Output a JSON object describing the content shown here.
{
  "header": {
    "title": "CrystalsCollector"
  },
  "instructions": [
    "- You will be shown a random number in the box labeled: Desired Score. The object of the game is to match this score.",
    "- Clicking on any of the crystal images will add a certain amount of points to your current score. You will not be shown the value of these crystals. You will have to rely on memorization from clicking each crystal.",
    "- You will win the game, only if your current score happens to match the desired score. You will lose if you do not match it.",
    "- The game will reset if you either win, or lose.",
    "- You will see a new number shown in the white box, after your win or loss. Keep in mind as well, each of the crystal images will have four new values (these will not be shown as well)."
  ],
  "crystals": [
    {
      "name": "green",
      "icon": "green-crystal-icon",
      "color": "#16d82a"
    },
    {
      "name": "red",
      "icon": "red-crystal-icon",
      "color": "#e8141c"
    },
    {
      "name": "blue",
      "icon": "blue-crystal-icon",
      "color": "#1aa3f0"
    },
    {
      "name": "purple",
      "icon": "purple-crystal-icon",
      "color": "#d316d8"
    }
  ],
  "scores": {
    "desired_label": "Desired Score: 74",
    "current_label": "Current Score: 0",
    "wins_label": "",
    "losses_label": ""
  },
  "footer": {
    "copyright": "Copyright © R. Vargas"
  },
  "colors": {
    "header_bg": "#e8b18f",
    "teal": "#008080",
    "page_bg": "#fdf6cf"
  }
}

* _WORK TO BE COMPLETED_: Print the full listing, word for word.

* _ANSWER FOR THIS EXERCISE_:
Output a JSON object describing the content shown here.
{
  "header": {
    "title": "CrystalsCollector"
  },
  "instructions": [
    "- You will be shown a random number in the box labeled: Desired Score. The object of the game is to match this score.",
    "- Clicking on any of the crystal images will add a certain amount of points to your current score. You will not be shown the value of these crystals. You will have to rely on memorization from clicking each crystal.",
    "- You will win the game, only if your current score happens to match the desired score. You will lose if you do not match it.",
    "- The game will reset if you either win, or lose.",
    "- You will see a new number shown in the white box, after your win or loss. Keep in mind as well, each of the crystal images will have four new values (these will not be shown as well)."
  ],
  "crystals": [
    {
      "name": "green",
      "icon": "green-crystal-icon",
      "color": "#16d82a"
    },
    {
      "name": "red",
      "icon": "red-crystal-icon",
      "color": "#e8141c"
    },
    {
      "name": "blue",
      "icon": "blue-crystal-icon",
      "color": "#1aa3f0"
    },
    {
      "name": "purple",
      "icon": "purple-crystal-icon",
      "color": "#d316d8"
    }
  ],
  "scores": {
    "desired_label": "Desired Score: 74",
    "current_label": "Current Score: 0",
    "wins_label": "",
    "losses_label": ""
  },
  "footer": {
    "copyright": "Copyright © R. Vargas"
  },
  "colors": {
    "header_bg": "#e8b18f",
    "teal": "#008080",
    "page_bg": "#fdf6cf"
  }
}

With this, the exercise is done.